1. Banana squash peeled and cubed. It was quite easy to peel using a regular peeler.
2. A little oil to cook.
3. Chopped green chillies, onions and garlic
4. Lemon juice
5. 1/2 tsp fenugreek seeds, 1/2 tsp mustard seeds, 1 tsp cumin seeds. (In other words, use less fenugreek and mustard, and more cumin :))
6. Red chilli powder, turmeric and salt to taste
7. Fresh cilantro -chopped. I didn't have it, so I used spring onions.

1. Heat oil, add all the seeds and let them splutter.
2. Add garlic, followed by green chillies and onions. Saute a little bit. Don't let them brown.
3. Add chilli powder and turmeric, saute.
4. Mix banana squash cubes, sprinkle salt to taste and mix well.
5. Add a tbsp of water, mix, cover and cook for 5-7 minutes on medium heat.
6. When the squash is cooked, turn off the heat and stir in cilantro (I used spring onions) and lemon juice to taste.
7. Cover and let the flavors sink in.
8. Serve with fulkas/paratha and a wedge of lime.

Actually the spring onions went quite well with the other flavors. I might add it the next time, even if I have fresh cilantro. Mind you, the dish has a slightly bitter taste because of the fenugreek seeds, but I think that is what makes this preparation special! :)

I served it as a side to tari wale barbati/lobia/rongi/rawan/chowli/black-eyed peas :)


This is how I made the barbati.
Ingredients (serves 2)
1. 1/2 cup black-eyed peas
2. 1/2 onion grated/chopped fine
3. 2 tomatoes pureed
4. 2 tsp ginger/garlic/green chilli paste
5. Masala - 1 tsp red chilli powder, 1/2 tsp turmeric powder, 1 tsp coriander powder
6. Oil about 1/2 tbsp


1. Soak black-eyed peas for about 2 hours in cold water. Pressure cook for 3 whistles with a little salt and enough water to immerse the beans. I prefer not to cook the beans too much initially as they should retain their shape.

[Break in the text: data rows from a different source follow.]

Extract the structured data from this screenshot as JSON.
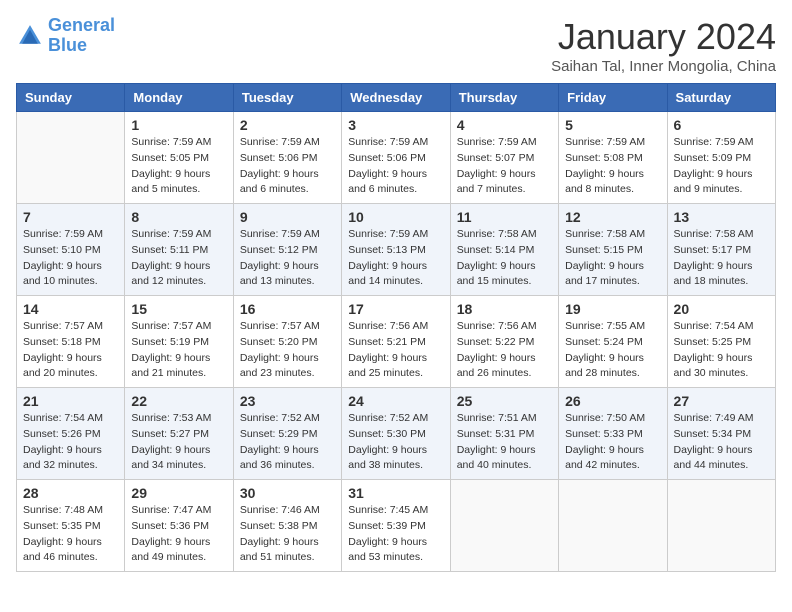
{
  "logo": {
    "line1": "General",
    "line2": "Blue"
  },
  "title": "January 2024",
  "location": "Saihan Tal, Inner Mongolia, China",
  "headers": [
    "Sunday",
    "Monday",
    "Tuesday",
    "Wednesday",
    "Thursday",
    "Friday",
    "Saturday"
  ],
  "weeks": [
    [
      {
        "day": "",
        "sunrise": "",
        "sunset": "",
        "daylight": ""
      },
      {
        "day": "1",
        "sunrise": "Sunrise: 7:59 AM",
        "sunset": "Sunset: 5:05 PM",
        "daylight": "Daylight: 9 hours and 5 minutes."
      },
      {
        "day": "2",
        "sunrise": "Sunrise: 7:59 AM",
        "sunset": "Sunset: 5:06 PM",
        "daylight": "Daylight: 9 hours and 6 minutes."
      },
      {
        "day": "3",
        "sunrise": "Sunrise: 7:59 AM",
        "sunset": "Sunset: 5:06 PM",
        "daylight": "Daylight: 9 hours and 6 minutes."
      },
      {
        "day": "4",
        "sunrise": "Sunrise: 7:59 AM",
        "sunset": "Sunset: 5:07 PM",
        "daylight": "Daylight: 9 hours and 7 minutes."
      },
      {
        "day": "5",
        "sunrise": "Sunrise: 7:59 AM",
        "sunset": "Sunset: 5:08 PM",
        "daylight": "Daylight: 9 hours and 8 minutes."
      },
      {
        "day": "6",
        "sunrise": "Sunrise: 7:59 AM",
        "sunset": "Sunset: 5:09 PM",
        "daylight": "Daylight: 9 hours and 9 minutes."
      }
    ],
    [
      {
        "day": "7",
        "sunrise": "Sunrise: 7:59 AM",
        "sunset": "Sunset: 5:10 PM",
        "daylight": "Daylight: 9 hours and 10 minutes."
      },
      {
        "day": "8",
        "sunrise": "Sunrise: 7:59 AM",
        "sunset": "Sunset: 5:11 PM",
        "daylight": "Daylight: 9 hours and 12 minutes."
      },
      {
        "day": "9",
        "sunrise": "Sunrise: 7:59 AM",
        "sunset": "Sunset: 5:12 PM",
        "daylight": "Daylight: 9 hours and 13 minutes."
      },
      {
        "day": "10",
        "sunrise": "Sunrise: 7:59 AM",
        "sunset": "Sunset: 5:13 PM",
        "daylight": "Daylight: 9 hours and 14 minutes."
      },
      {
        "day": "11",
        "sunrise": "Sunrise: 7:58 AM",
        "sunset": "Sunset: 5:14 PM",
        "daylight": "Daylight: 9 hours and 15 minutes."
      },
      {
        "day": "12",
        "sunrise": "Sunrise: 7:58 AM",
        "sunset": "Sunset: 5:15 PM",
        "daylight": "Daylight: 9 hours and 17 minutes."
      },
      {
        "day": "13",
        "sunrise": "Sunrise: 7:58 AM",
        "sunset": "Sunset: 5:17 PM",
        "daylight": "Daylight: 9 hours and 18 minutes."
      }
    ],
    [
      {
        "day": "14",
        "sunrise": "Sunrise: 7:57 AM",
        "sunset": "Sunset: 5:18 PM",
        "daylight": "Daylight: 9 hours and 20 minutes."
      },
      {
        "day": "15",
        "sunrise": "Sunrise: 7:57 AM",
        "sunset": "Sunset: 5:19 PM",
        "daylight": "Daylight: 9 hours and 21 minutes."
      },
      {
        "day": "16",
        "sunrise": "Sunrise: 7:57 AM",
        "sunset": "Sunset: 5:20 PM",
        "daylight": "Daylight: 9 hours and 23 minutes."
      },
      {
        "day": "17",
        "sunrise": "Sunrise: 7:56 AM",
        "sunset": "Sunset: 5:21 PM",
        "daylight": "Daylight: 9 hours and 25 minutes."
      },
      {
        "day": "18",
        "sunrise": "Sunrise: 7:56 AM",
        "sunset": "Sunset: 5:22 PM",
        "daylight": "Daylight: 9 hours and 26 minutes."
      },
      {
        "day": "19",
        "sunrise": "Sunrise: 7:55 AM",
        "sunset": "Sunset: 5:24 PM",
        "daylight": "Daylight: 9 hours and 28 minutes."
      },
      {
        "day": "20",
        "sunrise": "Sunrise: 7:54 AM",
        "sunset": "Sunset: 5:25 PM",
        "daylight": "Daylight: 9 hours and 30 minutes."
      }
    ],
    [
      {
        "day": "21",
        "sunrise": "Sunrise: 7:54 AM",
        "sunset": "Sunset: 5:26 PM",
        "daylight": "Daylight: 9 hours and 32 minutes."
      },
      {
        "day": "22",
        "sunrise": "Sunrise: 7:53 AM",
        "sunset": "Sunset: 5:27 PM",
        "daylight": "Daylight: 9 hours and 34 minutes."
      },
      {
        "day": "23",
        "sunrise": "Sunrise: 7:52 AM",
        "sunset": "Sunset: 5:29 PM",
        "daylight": "Daylight: 9 hours and 36 minutes."
      },
      {
        "day": "24",
        "sunrise": "Sunrise: 7:52 AM",
        "sunset": "Sunset: 5:30 PM",
        "daylight": "Daylight: 9 hours and 38 minutes."
      },
      {
        "day": "25",
        "sunrise": "Sunrise: 7:51 AM",
        "sunset": "Sunset: 5:31 PM",
        "daylight": "Daylight: 9 hours and 40 minutes."
      },
      {
        "day": "26",
        "sunrise": "Sunrise: 7:50 AM",
        "sunset": "Sunset: 5:33 PM",
        "daylight": "Daylight: 9 hours and 42 minutes."
      },
      {
        "day": "27",
        "sunrise": "Sunrise: 7:49 AM",
        "sunset": "Sunset: 5:34 PM",
        "daylight": "Daylight: 9 hours and 44 minutes."
      }
    ],
    [
      {
        "day": "28",
        "sunrise": "Sunrise: 7:48 AM",
        "sunset": "Sunset: 5:35 PM",
        "daylight": "Daylight: 9 hours and 46 minutes."
      },
      {
        "day": "29",
        "sunrise": "Sunrise: 7:47 AM",
        "sunset": "Sunset: 5:36 PM",
        "daylight": "Daylight: 9 hours and 49 minutes."
      },
      {
        "day": "30",
        "sunrise": "Sunrise: 7:46 AM",
        "sunset": "Sunset: 5:38 PM",
        "daylight": "Daylight: 9 hours and 51 minutes."
      },
      {
        "day": "31",
        "sunrise": "Sunrise: 7:45 AM",
        "sunset": "Sunset: 5:39 PM",
        "daylight": "Daylight: 9 hours and 53 minutes."
      },
      {
        "day": "",
        "sunrise": "",
        "sunset": "",
        "daylight": ""
      },
      {
        "day": "",
        "sunrise": "",
        "sunset": "",
        "daylight": ""
      },
      {
        "day": "",
        "sunrise": "",
        "sunset": "",
        "daylight": ""
      }
    ]
  ]
}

2. Heat oil, add onions, ginger-garlic-chilli paste and tomatoes. (I put them all in the chopper together and chopped fine. My mom grinds them all - I am not fortunate enough to have an Indian blender like she has :) Turns out to be pretty quick and doesn't seem to matter though!)

3. After about 5-7 minutes of sauteeing as oil begins to separate, add all the masalas and a little salt. At this step I also added some chopped green bell-peppers, a lovely tip from dear Musical of Musical's Kitchen. Saute for a minute.

4. Add cooked black-eyed peas with the water it was pressure cooked in. Simmer for about 10 more minutes till you get desired consistency of the gravy.

5. Add fresh coriander.

Alternatively, you can also avoid pre-cooking the black-eyed peas. Just prepare the masala as in step 2 and 3, in step 4 add soaked black-eyed peas and then pressure cook for 4 whistles. I didn't do it this way this time around as I didn't want my bell peppers to over cook :)

For the extra dash of flavor, you can sprinkle some garam masala or chana masala at the end.

This meal was very close to a typical sunday meal at my parent's home. The only thing missing was chaach or namkeen lassi as punjus call it :) We would *always* have salad at home, so I made sure I at least had some chopped cucumber with this meal :)